Obama Offers Federal Support to Oklahoma

Thu May 30, 2013 - West Edition
Nedra Pickler - ASSOCIATED PRESS


The extraordinarily powerful twister that struck Moore was known as an EF5, ranking it at the top of the enhanced Fujita scale used to measure tornado strength.
The extraordinarily powerful twister that struck Moore was known as an EF5, ranking it at the top of the enhanced Fujita scale used to measure tornado strength.

MOORE, Oklahoma (AP) President Barack Obama visited tornado-devastated Moore, Okla., consoling people staggered by the loss of life and property and promising that the government will be behind them "every step of the way."

The extraordinarily powerful twister that struck Moore was known as an EF5, ranking it at the top of the enhanced Fujita scale used to measure tornado strength.

The president offered moral and monetary support in the wake of the monstrous tornado that killed 24 people, including 10 children.

Standing with Oklahoma Gov. Mary Fallin and other state and federal officials, Obama recognized the substantial rebuilding job ahead and said "our hearts go out to you."

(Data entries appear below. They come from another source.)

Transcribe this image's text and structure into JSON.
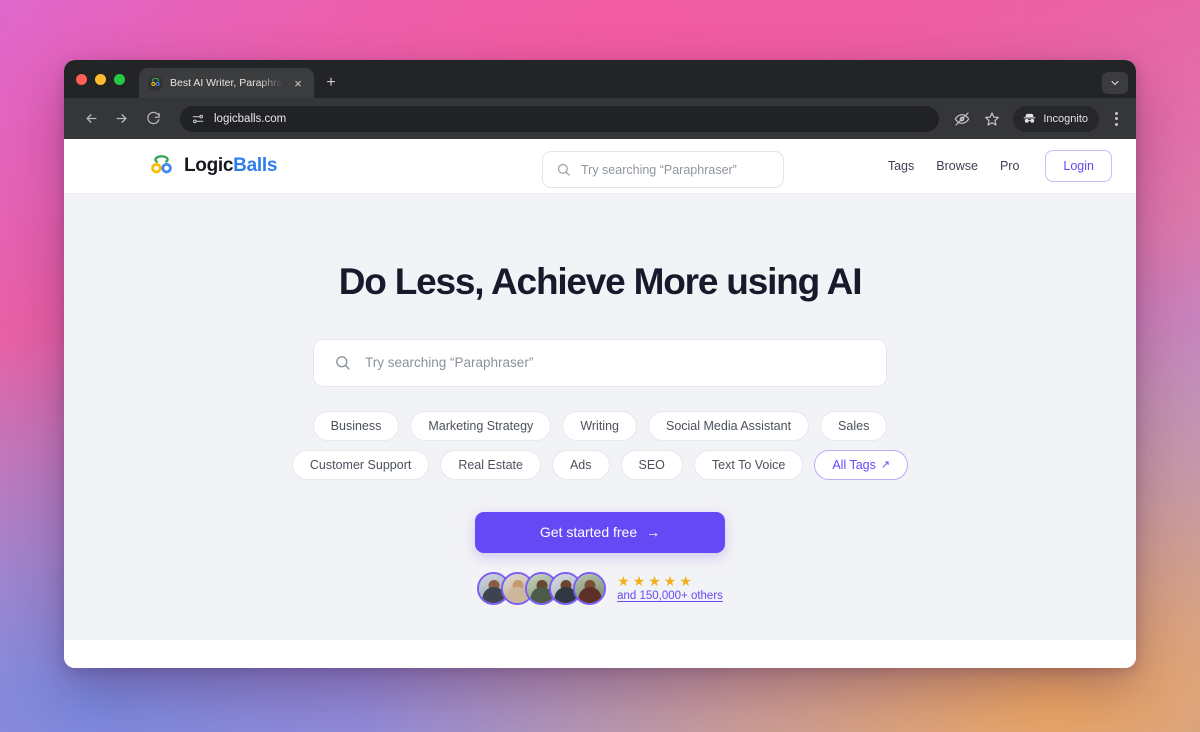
{
  "browser": {
    "tab": {
      "title": "Best AI Writer, Paraphrasing & ...",
      "favicon_name": "logicballs-favicon",
      "close_label": "×"
    },
    "new_tab_label": "+",
    "window_chevron_name": "chevron-down-icon",
    "toolbar": {
      "back_name": "back-arrow-icon",
      "forward_name": "forward-arrow-icon",
      "reload_name": "reload-icon",
      "site_info_name": "site-settings-icon",
      "url": "logicballs.com",
      "tracking_protection_name": "eye-slash-icon",
      "bookmark_name": "star-icon",
      "incognito_label": "Incognito",
      "incognito_icon_name": "incognito-hat-icon",
      "menu_name": "kebab-menu-icon"
    }
  },
  "site": {
    "brand": {
      "name_first": "Logic",
      "name_second": "Balls"
    },
    "header_search": {
      "placeholder": "Try searching “Paraphraser”"
    },
    "nav": [
      {
        "label": "Tags"
      },
      {
        "label": "Browse"
      },
      {
        "label": "Pro"
      }
    ],
    "login_label": "Login",
    "hero": {
      "title": "Do Less, Achieve More using AI",
      "search_placeholder": "Try searching “Paraphraser”",
      "tag_rows": [
        [
          "Business",
          "Marketing Strategy",
          "Writing",
          "Social Media Assistant",
          "Sales"
        ],
        [
          "Customer Support",
          "Real Estate",
          "Ads",
          "SEO",
          "Text To Voice"
        ]
      ],
      "all_tags_label": "All Tags",
      "all_tags_arrow": "↗",
      "cta_label": "Get started free",
      "cta_arrow": "→",
      "social_proof": {
        "stars": [
          "★",
          "★",
          "★",
          "★",
          "★"
        ],
        "link_label": "and 150,000+ others",
        "avatar_count": 5
      }
    }
  },
  "colors": {
    "accent_purple": "#6449f5",
    "brand_blue": "#2f7ced",
    "star_gold": "#f2b01e",
    "hero_bg": "#f2f3f6",
    "heading": "#161a2b"
  }
}
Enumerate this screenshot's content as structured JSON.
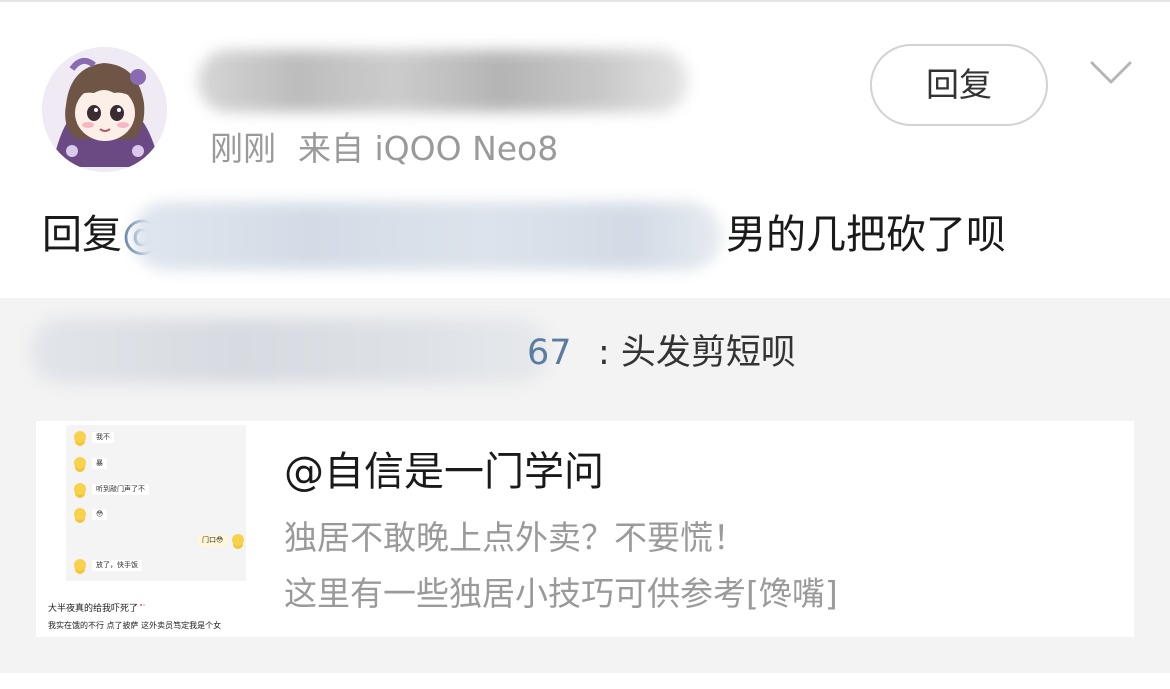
{
  "comment": {
    "author_name": "",
    "timestamp": "刚刚",
    "source": "来自 iQOO Neo8",
    "reply_button_label": "回复",
    "menu_icon": "chevron-down-icon",
    "reply_prefix": "回复",
    "mention_at": "@",
    "reply_text": "男的几把砍了呗"
  },
  "quoted": {
    "user_tail": "67",
    "text": ": 头发剪短呗"
  },
  "card": {
    "title": "@自信是一门学问",
    "description_line1": "独居不敢晚上点外卖？不要慌！",
    "description_line2": "这里有一些独居小技巧可供参考[馋嘴]",
    "thumbnail": {
      "chat_lines": [
        "我不",
        "暴",
        "听到敲门声了不",
        "😳",
        "放了，快手饭"
      ],
      "chat_right": "门口😳",
      "caption_line1": "大半夜真的给我吓死了",
      "caption_line2": "我实在饿的不行 点了披萨 这外卖员笃定我是个女"
    }
  },
  "colors": {
    "link": "#5a7c9e",
    "meta_gray": "#9a9a9a",
    "quote_bg": "#f3f3f3"
  }
}
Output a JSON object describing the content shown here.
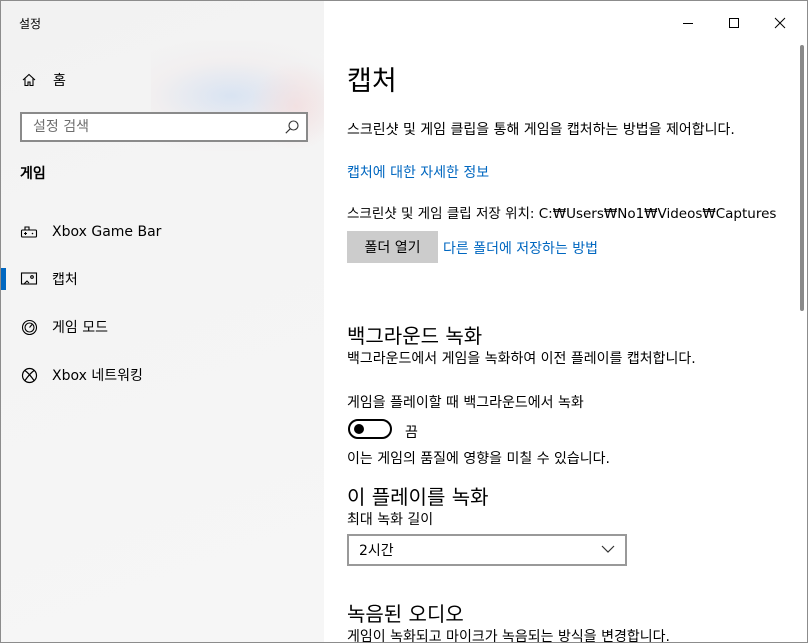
{
  "window": {
    "app_title": "설정",
    "minimize_icon": "minimize-icon",
    "maximize_icon": "maximize-icon",
    "close_icon": "close-icon"
  },
  "sidebar": {
    "home_label": "홈",
    "search_placeholder": "설정 검색",
    "section_title": "게임",
    "items": [
      {
        "label": "Xbox Game Bar",
        "icon": "gamepad-icon",
        "active": false
      },
      {
        "label": "캡처",
        "icon": "capture-icon",
        "active": true
      },
      {
        "label": "게임 모드",
        "icon": "gauge-icon",
        "active": false
      },
      {
        "label": "Xbox 네트워킹",
        "icon": "xbox-icon",
        "active": false
      }
    ]
  },
  "main": {
    "title": "캡처",
    "description": "스크린샷 및 게임 클립을 통해 게임을 캡처하는 방법을 제어합니다.",
    "more_info_link": "캡처에 대한 자세한 정보",
    "save_location": "스크린샷 및 게임 클립 저장 위치: C:₩Users₩No1₩Videos₩Captures",
    "open_folder_button": "폴더 열기",
    "other_folder_link": "다른 폴더에 저장하는 방법",
    "background_recording": {
      "heading": "백그라운드 녹화",
      "description": "백그라운드에서 게임을 녹화하여 이전 플레이를 캡처합니다.",
      "toggle_label": "게임을 플레이할 때 백그라운드에서 녹화",
      "toggle_state": "끔",
      "toggle_on": false,
      "note": "이는 게임의 품질에 영향을 미칠 수 있습니다."
    },
    "record_that": {
      "heading": "이 플레이를 녹화",
      "max_length_label": "최대 녹화 길이",
      "max_length_value": "2시간"
    },
    "recorded_audio": {
      "heading": "녹음된 오디오",
      "description": "게임이 녹화되고 마이크가 녹음되는 방식을 변경합니다."
    }
  },
  "colors": {
    "accent": "#0067c0",
    "button_bg": "#cccccc",
    "sidebar_bg": "#f3f3f3"
  }
}
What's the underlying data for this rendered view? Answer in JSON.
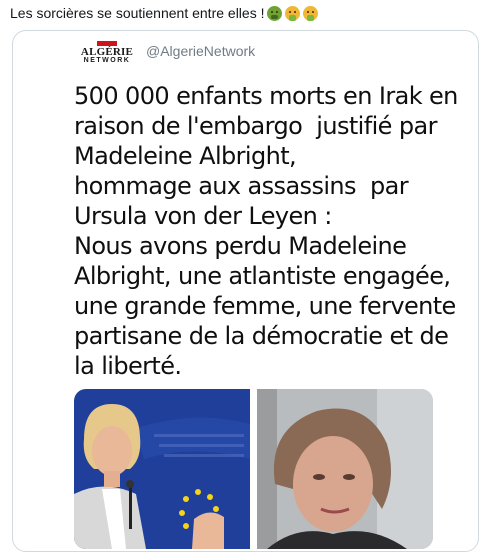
{
  "caption": {
    "text": "Les sorcières se soutiennent entre elles !",
    "emojis": [
      "sick-face-icon",
      "vomiting-face-icon",
      "vomiting-face-icon"
    ]
  },
  "card": {
    "logo": {
      "main": "ALGÉRIE",
      "sub": "NETWORK"
    },
    "handle": "@AlgerieNetwork",
    "text": "500 000 enfants morts en Irak en\nraison de l'embargo  justifié par\nMadeleine Albright,\nhommage aux assassins  par\nUrsula von der Leyen :\nNous avons perdu Madeleine\nAlbright, une atlantiste engagée,\nune grande femme, une fervente\npartisane de la démocratie et de\nla liberté.",
    "images": [
      {
        "name": "ursula-von-der-leyen-photo"
      },
      {
        "name": "madeleine-albright-photo"
      }
    ]
  },
  "colors": {
    "text": "#0f0f0f",
    "handle": "#6f7b86",
    "card_border": "#cfd9de",
    "eu_blue": "#1f3f9a",
    "eu_star": "#f5d31a"
  }
}
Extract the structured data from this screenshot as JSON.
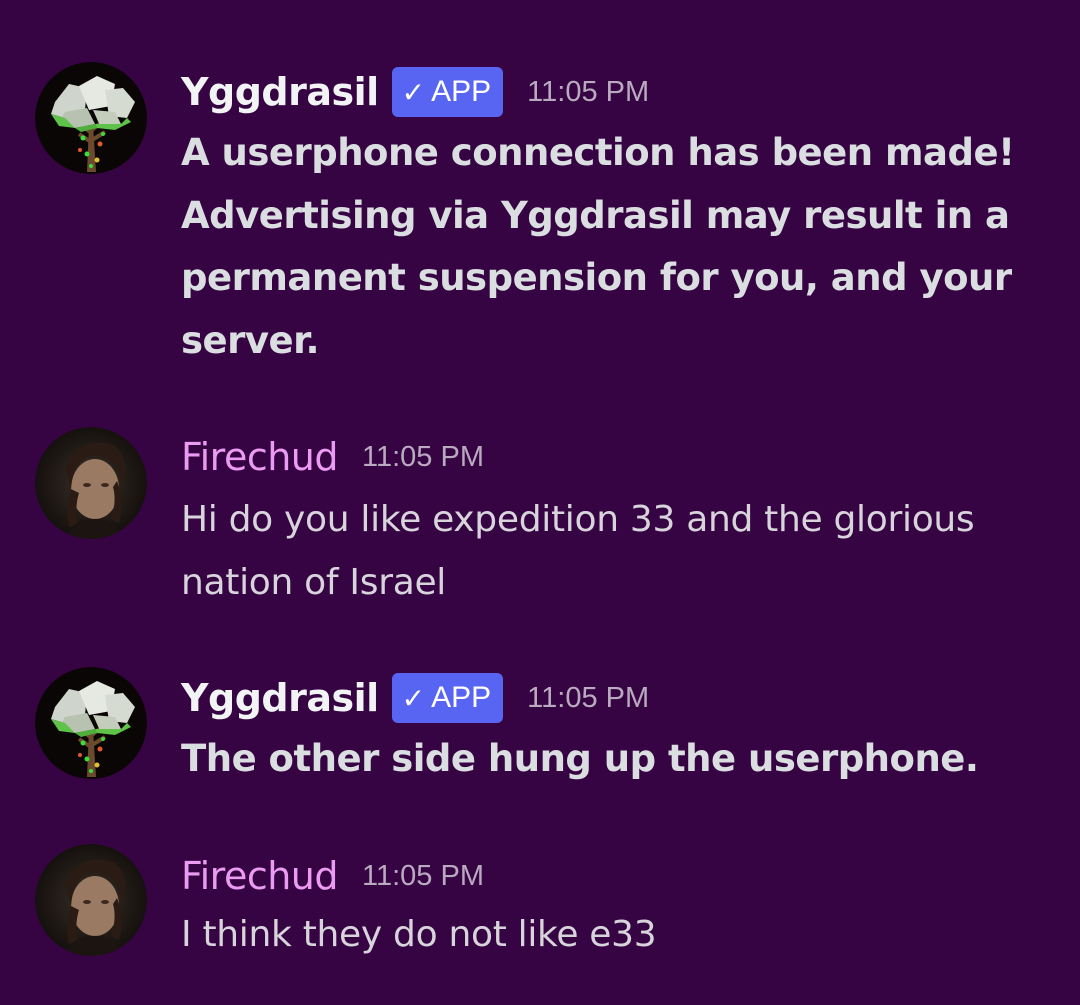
{
  "messages": [
    {
      "author": "Yggdrasil",
      "badge": "APP",
      "badge_icon": "checkmark-icon",
      "time": "11:05 PM",
      "text": "A userphone connection has been made! Advertising via Yggdrasil may result in a permanent suspension for you, and your server."
    },
    {
      "author": "Firechud",
      "time": "11:05 PM",
      "text": "Hi do you like expedition 33 and the glorious nation of Israel"
    },
    {
      "author": "Yggdrasil",
      "badge": "APP",
      "badge_icon": "checkmark-icon",
      "time": "11:05 PM",
      "text": "The other side hung up the userphone."
    },
    {
      "author": "Firechud",
      "time": "11:05 PM",
      "text": "I think they do not like e33"
    }
  ],
  "colors": {
    "background": "#360442",
    "bot_name": "#f2f3f5",
    "human_name": "#ec9bf2",
    "badge": "#5865f2",
    "timestamp": "#b9aac0",
    "message_text": "#dbdee1"
  }
}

The White House said the Federal Emergency Management Agency has already provided $57 million in rebates and incentives to help build about 12,000 storm shelters in Oklahoma.

“These storm shelters can be the difference between life and death,” Presidential Spokesman Josh Earnest said to reporters accompanying Obama to Oklahoma on Air Force One.

Once on the ground in Oklahoma, Obama urged the American people to make contributions, saying the damage was "pretty hard to comprehend." Obama said the tornado destroyed some 1,200 homes and damaged thousands more.

Shortly after his arrival on a partly cloudy day, Obama rode past grassy fields strewn with scattered debris, witnessing devastation so awesome that it appeared as if garbage had literally rained from the sky. His first stop was the demolished site of the Plaza Towers Elementary School, where seven students were killed when the tornado turned the one-story building into a heap of bricks, broken concrete and twisted metal.

“I know this is tough,” he told superintendent Susie Pierce as he gripped her hand. As he walked, the demolished school was on his left and on his right, homes as far as the eye could see were reduced to piles of rubble. Vehicles were turned upside down and toys like a pink doll carriage and children’s books were strewn with furniture and ripped out wall insulation. Every tree had been stripped of its leaves and bark.